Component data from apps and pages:
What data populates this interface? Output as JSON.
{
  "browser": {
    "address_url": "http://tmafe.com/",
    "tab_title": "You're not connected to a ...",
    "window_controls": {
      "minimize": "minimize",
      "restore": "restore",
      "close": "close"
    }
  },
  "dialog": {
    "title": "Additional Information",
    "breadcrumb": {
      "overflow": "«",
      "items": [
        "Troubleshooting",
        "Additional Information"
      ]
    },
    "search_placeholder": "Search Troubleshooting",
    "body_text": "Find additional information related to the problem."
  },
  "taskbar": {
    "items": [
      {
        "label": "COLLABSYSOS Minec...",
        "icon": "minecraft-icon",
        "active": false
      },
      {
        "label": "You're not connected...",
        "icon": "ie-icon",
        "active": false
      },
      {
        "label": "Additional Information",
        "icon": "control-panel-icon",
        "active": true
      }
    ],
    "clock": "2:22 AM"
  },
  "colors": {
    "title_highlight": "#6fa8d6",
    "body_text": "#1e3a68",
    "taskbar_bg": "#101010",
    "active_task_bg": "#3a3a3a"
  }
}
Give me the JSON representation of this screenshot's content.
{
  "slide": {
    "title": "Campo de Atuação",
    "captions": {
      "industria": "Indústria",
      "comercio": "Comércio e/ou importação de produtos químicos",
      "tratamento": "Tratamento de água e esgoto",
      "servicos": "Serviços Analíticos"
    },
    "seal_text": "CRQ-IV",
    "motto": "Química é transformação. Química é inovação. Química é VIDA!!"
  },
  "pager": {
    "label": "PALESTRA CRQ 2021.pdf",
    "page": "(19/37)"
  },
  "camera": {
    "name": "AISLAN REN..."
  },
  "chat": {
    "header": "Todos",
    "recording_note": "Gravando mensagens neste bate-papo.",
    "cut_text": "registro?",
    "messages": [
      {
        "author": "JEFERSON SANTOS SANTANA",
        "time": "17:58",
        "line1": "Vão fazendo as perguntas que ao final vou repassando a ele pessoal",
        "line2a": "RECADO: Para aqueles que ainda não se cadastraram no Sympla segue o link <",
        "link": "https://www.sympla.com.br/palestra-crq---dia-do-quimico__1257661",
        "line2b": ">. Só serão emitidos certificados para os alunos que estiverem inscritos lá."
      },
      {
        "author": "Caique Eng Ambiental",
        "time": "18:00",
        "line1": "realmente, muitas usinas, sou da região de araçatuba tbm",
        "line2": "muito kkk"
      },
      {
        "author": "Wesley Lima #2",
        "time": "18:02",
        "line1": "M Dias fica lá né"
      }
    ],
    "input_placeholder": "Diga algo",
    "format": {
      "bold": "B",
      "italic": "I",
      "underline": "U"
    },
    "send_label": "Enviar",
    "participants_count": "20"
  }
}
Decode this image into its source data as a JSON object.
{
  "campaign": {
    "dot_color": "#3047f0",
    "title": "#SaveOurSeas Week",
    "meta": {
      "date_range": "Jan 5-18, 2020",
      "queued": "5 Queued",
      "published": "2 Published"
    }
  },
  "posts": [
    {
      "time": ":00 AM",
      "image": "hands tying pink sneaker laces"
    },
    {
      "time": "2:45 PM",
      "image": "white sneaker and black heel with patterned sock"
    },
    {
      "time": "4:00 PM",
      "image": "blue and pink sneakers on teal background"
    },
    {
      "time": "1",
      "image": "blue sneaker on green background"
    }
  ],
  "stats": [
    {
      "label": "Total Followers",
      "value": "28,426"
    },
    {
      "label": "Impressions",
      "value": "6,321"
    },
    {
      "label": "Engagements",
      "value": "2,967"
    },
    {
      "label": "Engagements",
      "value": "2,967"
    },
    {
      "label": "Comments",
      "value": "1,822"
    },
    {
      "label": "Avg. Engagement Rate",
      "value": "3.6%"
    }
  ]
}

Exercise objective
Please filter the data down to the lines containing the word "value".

Expected answer
      "value": "28,426"
      "value": "6,321"
      "value": "2,967"
      "value": "2,967"
      "value": "1,822"
      "value": "3.6%"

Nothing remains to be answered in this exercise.